=== The task ===
Nothing but a number belongs in the answer: the count of lines below that contain the word "JSON".

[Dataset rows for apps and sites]
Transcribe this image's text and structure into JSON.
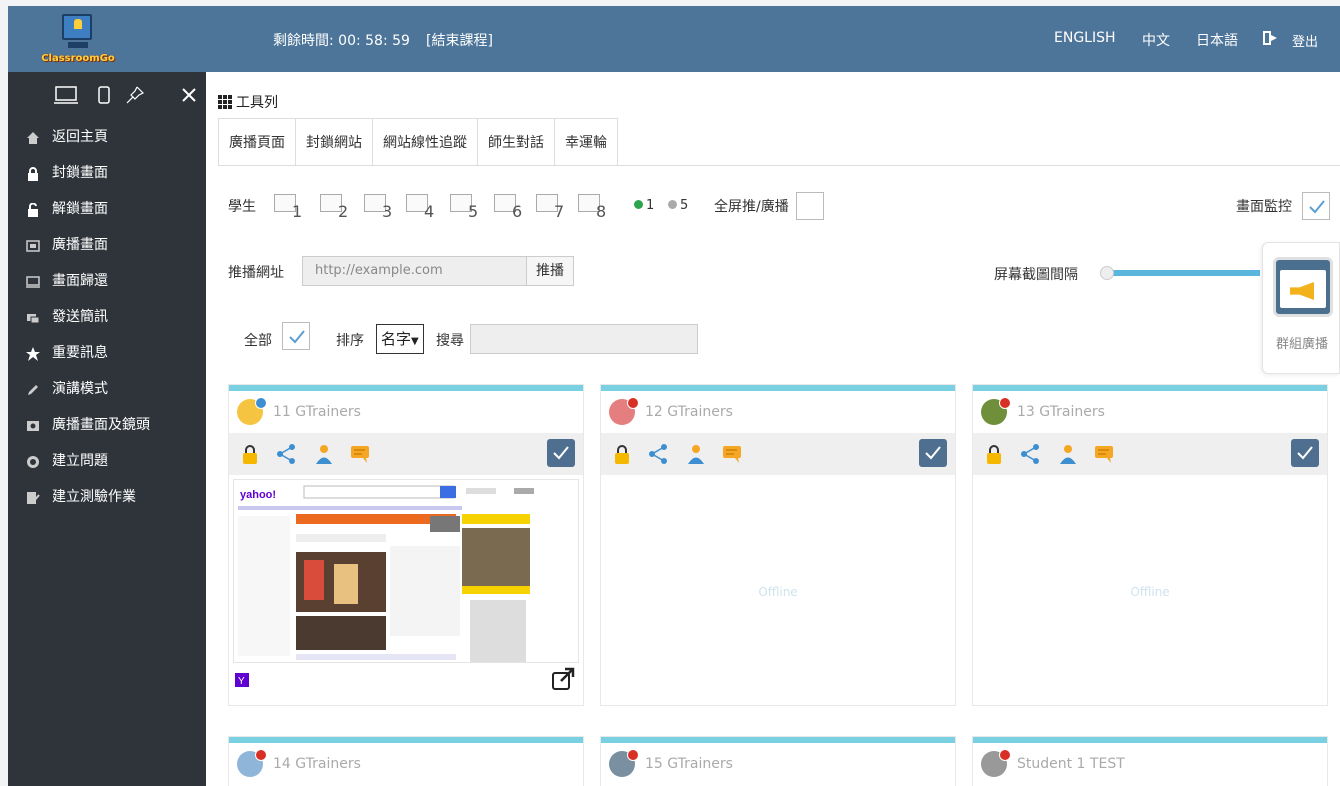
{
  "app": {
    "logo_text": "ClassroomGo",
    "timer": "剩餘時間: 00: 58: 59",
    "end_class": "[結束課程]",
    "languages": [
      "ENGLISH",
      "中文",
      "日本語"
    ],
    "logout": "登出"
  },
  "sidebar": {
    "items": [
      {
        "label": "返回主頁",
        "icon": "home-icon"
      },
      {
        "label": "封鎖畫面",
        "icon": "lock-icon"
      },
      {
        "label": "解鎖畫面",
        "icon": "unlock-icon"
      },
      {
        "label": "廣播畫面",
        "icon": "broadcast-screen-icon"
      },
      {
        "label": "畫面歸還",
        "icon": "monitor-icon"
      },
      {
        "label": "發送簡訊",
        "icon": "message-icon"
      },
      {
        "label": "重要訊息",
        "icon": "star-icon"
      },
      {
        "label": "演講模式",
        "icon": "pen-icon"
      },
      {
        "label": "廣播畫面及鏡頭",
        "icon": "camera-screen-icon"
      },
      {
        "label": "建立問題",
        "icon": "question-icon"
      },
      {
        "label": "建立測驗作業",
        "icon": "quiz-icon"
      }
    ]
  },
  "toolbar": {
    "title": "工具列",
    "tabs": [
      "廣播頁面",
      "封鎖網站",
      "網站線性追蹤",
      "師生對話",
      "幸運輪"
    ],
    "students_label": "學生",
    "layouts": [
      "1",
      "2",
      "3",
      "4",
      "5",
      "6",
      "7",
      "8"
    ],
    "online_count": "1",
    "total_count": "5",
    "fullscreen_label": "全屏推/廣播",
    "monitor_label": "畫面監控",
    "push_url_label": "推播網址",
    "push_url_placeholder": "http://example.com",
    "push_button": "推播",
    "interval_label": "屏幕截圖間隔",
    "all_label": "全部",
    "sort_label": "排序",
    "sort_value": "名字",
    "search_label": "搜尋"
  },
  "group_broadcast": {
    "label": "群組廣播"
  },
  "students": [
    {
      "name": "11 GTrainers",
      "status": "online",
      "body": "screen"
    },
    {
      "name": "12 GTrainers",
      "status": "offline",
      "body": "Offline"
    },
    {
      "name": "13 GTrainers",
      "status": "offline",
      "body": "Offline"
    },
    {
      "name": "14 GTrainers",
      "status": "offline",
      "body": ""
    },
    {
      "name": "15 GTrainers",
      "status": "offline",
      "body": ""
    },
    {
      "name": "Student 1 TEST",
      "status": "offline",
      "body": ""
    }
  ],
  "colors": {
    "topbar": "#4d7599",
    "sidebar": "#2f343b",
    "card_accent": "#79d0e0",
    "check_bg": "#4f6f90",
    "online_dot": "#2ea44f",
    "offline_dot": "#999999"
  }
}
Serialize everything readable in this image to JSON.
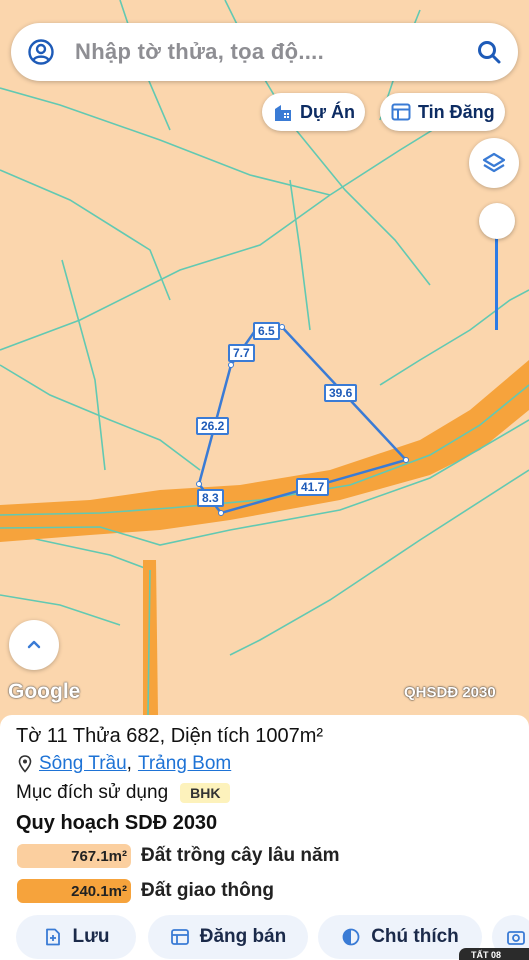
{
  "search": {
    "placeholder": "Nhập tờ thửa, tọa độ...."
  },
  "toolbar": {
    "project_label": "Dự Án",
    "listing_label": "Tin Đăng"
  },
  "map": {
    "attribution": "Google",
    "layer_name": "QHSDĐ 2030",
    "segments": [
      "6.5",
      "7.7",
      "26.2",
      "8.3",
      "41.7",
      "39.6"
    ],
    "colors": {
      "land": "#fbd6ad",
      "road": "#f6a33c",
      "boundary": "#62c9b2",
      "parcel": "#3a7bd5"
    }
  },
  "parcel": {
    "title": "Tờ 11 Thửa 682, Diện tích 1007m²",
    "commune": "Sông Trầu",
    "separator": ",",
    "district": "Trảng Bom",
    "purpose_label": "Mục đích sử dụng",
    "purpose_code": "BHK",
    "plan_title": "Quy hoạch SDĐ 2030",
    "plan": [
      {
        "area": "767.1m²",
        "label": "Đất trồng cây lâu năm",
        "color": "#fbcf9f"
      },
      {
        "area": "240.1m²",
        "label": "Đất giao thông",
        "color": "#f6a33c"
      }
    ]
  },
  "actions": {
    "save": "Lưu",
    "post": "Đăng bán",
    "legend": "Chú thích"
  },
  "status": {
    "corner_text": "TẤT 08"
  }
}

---

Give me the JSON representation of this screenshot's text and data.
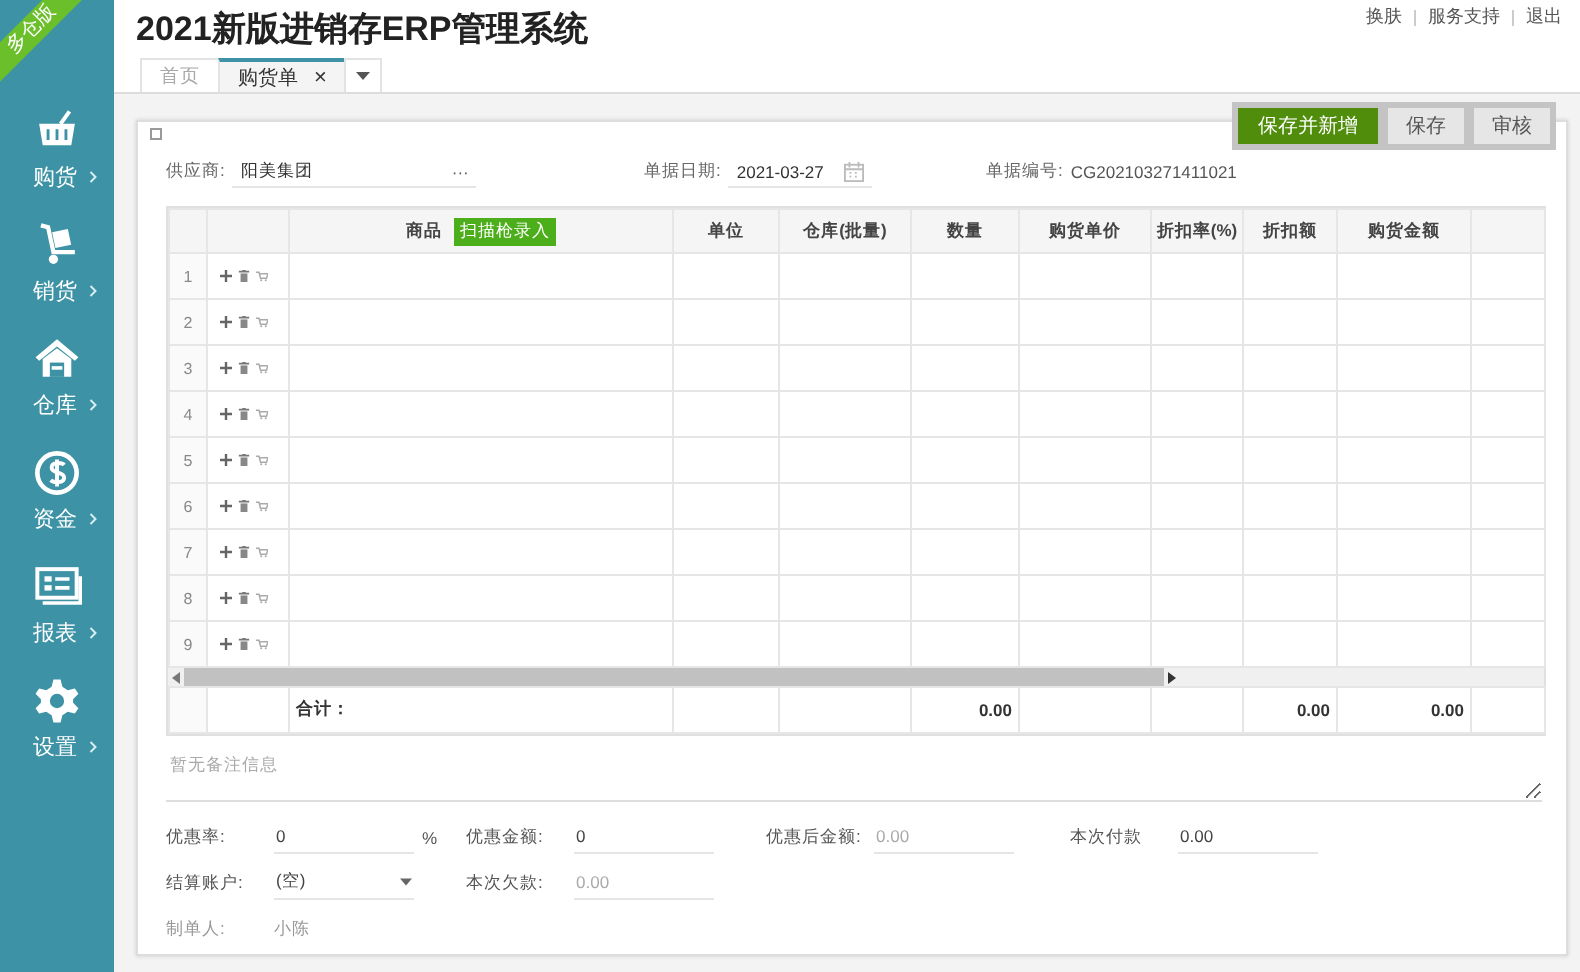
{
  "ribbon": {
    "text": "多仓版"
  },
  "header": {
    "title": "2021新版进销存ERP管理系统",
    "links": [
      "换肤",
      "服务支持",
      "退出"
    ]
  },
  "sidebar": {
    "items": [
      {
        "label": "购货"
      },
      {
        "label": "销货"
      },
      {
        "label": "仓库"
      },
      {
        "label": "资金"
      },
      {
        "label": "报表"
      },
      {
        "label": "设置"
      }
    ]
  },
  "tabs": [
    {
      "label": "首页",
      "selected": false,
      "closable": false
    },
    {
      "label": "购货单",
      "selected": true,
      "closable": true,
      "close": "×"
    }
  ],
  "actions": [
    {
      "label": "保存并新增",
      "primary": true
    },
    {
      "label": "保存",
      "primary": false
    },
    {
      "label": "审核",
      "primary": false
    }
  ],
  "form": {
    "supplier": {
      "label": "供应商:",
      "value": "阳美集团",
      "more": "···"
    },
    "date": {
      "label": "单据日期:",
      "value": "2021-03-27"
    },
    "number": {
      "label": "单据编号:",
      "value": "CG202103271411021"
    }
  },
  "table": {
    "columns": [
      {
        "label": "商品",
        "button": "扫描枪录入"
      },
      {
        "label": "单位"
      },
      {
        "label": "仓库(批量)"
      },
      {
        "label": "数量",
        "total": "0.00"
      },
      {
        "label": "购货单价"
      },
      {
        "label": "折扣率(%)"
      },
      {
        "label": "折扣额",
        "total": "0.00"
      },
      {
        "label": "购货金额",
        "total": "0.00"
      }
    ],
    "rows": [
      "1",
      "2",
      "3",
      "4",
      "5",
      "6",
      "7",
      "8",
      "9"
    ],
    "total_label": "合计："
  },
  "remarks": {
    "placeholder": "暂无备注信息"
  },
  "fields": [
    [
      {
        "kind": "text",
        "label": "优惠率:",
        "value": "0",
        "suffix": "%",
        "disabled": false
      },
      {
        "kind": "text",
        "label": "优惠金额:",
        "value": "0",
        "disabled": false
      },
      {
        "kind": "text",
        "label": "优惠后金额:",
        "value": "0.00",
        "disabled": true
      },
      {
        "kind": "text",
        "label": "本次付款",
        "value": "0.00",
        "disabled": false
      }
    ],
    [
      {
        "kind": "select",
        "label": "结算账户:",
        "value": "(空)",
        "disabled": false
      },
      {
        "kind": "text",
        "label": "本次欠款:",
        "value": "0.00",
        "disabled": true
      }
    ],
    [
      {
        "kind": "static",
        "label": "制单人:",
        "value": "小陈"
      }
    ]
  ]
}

=== Exercise answer ===
3